Improved method for noninvasive measurement of regional cerebral blood flow by 133Xenon inhalation. Part I: description of method and normal values obtained in healthy volunteers.
A clinical method for noninvasive measurement of regional cerebral blood flow (rCBF) and blood volume (rCBV) is described, based on Obrist's 10 minute, desaturation method after 1 minute inhalation of 133Xe. Sixteen collimated probes are placed over both hemispheres and brain stem-cerebellar regions. End-tidal 133Xe curves are used for correction of recirculation. KEV discriminators are set to record gamma and x-ray activity separately. Values are printed out automatically by a computer on a brain map. Extracerebral contamination is reduced by 1) computing curves from gamma activity, 2) applying pressure on the scalp beneath the probes, 3) 1 minute inhalation of 133Xe and recording desaturation curves for 10 minutes, thereby minimizing slow clearance from extracranial tissues. Normal values for both fast and slow compartments are reproducible and are in good agreement with the carotid injection method. The speech dominant hemishpere has higher flow than the right under conditions described. Posterior portions of the cranium over the cerebellum and brain stem appear to have higher flow gray values than the cerebral cortex.
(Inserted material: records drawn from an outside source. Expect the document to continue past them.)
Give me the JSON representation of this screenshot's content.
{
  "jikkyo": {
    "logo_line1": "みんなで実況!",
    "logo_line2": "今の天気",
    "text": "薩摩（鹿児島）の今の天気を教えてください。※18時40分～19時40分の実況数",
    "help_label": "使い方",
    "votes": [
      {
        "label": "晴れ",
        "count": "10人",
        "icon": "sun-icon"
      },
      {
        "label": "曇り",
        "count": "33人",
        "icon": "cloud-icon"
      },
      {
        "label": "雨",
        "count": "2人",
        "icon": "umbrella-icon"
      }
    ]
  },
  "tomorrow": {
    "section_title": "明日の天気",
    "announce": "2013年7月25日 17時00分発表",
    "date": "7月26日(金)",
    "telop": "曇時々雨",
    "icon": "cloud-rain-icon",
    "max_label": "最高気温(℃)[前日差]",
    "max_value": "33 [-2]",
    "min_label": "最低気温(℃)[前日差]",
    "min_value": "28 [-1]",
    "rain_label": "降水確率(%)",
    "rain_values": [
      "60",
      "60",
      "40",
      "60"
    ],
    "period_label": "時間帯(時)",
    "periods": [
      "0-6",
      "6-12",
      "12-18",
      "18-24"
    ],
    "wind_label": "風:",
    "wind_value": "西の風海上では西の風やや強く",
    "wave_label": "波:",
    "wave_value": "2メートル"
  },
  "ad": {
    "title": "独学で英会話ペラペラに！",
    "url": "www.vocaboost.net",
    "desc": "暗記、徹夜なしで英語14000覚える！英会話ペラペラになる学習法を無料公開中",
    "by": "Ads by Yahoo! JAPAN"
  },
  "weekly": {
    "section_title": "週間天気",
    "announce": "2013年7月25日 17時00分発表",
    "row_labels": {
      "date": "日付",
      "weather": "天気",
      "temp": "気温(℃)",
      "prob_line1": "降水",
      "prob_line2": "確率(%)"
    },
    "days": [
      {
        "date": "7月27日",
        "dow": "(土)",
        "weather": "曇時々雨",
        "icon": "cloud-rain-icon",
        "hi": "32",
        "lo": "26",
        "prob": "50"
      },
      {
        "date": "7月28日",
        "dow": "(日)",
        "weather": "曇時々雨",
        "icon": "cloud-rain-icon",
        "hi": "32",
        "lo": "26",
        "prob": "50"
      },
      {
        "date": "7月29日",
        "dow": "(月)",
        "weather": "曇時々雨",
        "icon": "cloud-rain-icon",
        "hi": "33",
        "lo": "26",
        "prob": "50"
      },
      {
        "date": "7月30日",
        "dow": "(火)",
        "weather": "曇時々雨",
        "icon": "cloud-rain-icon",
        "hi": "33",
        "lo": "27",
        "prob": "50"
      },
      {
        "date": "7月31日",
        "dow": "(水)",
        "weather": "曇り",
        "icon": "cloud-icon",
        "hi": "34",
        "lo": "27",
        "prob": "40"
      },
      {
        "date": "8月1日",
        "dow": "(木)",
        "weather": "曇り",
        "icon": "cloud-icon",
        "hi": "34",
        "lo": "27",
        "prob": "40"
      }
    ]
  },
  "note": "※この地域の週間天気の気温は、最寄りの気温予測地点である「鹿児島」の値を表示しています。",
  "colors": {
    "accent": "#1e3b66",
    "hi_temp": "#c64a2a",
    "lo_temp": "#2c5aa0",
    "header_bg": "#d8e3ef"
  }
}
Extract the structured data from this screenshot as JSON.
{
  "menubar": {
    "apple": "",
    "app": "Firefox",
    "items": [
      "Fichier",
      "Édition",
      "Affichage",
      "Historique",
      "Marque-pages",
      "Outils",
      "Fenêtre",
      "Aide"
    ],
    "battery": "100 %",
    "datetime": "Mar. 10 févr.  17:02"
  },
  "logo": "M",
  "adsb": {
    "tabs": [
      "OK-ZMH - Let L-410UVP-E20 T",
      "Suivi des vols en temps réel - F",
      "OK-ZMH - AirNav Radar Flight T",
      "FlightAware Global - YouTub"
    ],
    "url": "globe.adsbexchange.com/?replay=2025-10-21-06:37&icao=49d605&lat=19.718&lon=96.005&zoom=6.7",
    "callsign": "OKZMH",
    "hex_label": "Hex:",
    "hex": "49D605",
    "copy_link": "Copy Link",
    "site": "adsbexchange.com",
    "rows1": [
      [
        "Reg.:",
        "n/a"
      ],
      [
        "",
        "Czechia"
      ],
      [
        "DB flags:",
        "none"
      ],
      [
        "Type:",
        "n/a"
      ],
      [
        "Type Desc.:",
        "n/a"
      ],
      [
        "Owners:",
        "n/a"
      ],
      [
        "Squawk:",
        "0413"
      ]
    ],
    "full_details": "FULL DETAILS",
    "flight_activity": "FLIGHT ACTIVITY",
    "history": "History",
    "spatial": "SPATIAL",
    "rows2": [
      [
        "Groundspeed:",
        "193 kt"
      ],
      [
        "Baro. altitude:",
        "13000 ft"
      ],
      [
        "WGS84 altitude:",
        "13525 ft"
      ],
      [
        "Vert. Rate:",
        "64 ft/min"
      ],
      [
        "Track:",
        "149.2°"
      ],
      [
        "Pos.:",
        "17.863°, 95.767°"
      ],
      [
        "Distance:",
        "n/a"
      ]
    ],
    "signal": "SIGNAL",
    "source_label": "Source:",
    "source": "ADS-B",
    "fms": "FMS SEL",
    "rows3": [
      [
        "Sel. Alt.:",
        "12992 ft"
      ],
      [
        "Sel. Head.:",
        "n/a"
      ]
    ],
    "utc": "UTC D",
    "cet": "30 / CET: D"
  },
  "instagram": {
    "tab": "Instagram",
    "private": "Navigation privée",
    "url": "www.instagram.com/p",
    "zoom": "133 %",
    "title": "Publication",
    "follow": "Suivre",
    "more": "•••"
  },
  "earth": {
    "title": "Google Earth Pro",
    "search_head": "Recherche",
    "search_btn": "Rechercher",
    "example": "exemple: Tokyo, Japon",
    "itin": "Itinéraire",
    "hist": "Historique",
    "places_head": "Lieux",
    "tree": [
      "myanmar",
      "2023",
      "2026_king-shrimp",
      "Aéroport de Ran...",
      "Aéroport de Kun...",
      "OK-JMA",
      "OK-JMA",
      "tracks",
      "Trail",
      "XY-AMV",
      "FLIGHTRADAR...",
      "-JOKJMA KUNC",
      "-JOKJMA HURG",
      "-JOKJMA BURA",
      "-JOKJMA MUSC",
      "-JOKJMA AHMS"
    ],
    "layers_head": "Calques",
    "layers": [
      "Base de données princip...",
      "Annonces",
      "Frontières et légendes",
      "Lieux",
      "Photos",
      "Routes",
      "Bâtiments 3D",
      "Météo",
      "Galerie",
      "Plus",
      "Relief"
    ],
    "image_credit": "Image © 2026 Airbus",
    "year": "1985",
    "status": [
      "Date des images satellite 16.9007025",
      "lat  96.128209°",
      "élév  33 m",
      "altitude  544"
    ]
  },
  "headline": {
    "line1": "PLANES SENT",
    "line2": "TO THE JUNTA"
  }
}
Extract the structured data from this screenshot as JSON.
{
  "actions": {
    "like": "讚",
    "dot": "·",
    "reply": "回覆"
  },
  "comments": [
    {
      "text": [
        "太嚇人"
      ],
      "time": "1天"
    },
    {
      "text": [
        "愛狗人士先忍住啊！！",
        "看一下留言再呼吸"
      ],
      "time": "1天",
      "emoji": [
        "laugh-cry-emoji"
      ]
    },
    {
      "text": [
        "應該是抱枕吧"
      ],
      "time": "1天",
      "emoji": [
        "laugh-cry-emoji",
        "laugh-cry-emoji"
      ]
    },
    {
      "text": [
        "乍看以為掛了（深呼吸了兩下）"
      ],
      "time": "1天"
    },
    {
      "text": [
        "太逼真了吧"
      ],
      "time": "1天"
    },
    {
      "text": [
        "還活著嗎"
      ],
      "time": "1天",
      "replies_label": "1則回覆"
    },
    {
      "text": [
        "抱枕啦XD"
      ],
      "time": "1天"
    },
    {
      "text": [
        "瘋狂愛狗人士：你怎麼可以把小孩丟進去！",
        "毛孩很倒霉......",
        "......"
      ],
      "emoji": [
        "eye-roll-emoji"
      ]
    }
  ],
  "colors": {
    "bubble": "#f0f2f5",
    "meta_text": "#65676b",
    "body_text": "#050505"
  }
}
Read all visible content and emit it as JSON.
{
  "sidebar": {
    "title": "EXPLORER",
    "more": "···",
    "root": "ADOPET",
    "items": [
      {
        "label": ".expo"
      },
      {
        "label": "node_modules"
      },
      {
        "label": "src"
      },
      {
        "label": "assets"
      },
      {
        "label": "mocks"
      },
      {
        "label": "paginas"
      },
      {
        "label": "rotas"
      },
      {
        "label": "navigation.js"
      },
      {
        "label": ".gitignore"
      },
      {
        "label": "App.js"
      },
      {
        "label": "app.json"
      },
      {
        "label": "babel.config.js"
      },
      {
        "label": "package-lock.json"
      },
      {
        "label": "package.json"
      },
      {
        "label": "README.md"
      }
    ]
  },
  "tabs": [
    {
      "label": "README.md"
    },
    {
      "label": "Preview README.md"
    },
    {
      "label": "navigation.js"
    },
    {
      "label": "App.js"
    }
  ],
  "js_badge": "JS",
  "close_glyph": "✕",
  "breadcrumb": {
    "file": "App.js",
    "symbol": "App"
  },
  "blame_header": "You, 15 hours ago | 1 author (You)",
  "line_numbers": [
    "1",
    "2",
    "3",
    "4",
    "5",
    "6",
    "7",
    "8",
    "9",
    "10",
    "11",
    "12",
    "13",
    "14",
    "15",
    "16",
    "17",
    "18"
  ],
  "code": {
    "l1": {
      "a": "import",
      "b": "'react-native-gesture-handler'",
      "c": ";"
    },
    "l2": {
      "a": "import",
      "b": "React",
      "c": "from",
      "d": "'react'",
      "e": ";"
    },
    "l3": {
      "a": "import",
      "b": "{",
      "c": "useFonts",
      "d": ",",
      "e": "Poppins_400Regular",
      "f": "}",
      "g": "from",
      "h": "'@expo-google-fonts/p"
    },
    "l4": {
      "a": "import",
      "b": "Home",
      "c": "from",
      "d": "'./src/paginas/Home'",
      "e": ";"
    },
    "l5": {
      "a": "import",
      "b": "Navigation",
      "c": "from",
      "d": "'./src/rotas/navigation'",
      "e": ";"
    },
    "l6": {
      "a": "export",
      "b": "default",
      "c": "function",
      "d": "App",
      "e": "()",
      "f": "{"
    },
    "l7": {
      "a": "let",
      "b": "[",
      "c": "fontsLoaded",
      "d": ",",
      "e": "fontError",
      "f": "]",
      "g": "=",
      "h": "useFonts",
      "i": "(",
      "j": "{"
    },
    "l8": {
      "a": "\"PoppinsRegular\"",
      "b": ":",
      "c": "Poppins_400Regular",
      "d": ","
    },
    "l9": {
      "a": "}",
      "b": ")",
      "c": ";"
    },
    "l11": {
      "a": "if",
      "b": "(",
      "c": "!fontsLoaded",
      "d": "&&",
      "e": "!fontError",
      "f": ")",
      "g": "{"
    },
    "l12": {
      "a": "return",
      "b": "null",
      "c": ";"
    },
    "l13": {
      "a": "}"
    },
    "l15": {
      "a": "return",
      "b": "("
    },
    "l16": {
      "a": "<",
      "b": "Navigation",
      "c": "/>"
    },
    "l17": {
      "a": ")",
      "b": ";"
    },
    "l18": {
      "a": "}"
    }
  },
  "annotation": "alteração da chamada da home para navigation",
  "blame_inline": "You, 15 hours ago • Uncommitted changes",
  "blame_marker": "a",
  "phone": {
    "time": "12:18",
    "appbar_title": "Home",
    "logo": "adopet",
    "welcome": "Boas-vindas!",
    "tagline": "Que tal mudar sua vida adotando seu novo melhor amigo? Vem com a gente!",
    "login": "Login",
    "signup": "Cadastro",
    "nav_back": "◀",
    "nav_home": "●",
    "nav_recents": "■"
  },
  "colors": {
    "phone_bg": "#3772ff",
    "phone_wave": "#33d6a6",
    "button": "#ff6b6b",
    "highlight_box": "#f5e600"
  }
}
Gray matter flow decreases with advancing age.
- Copyright © 1978 by American Heart Association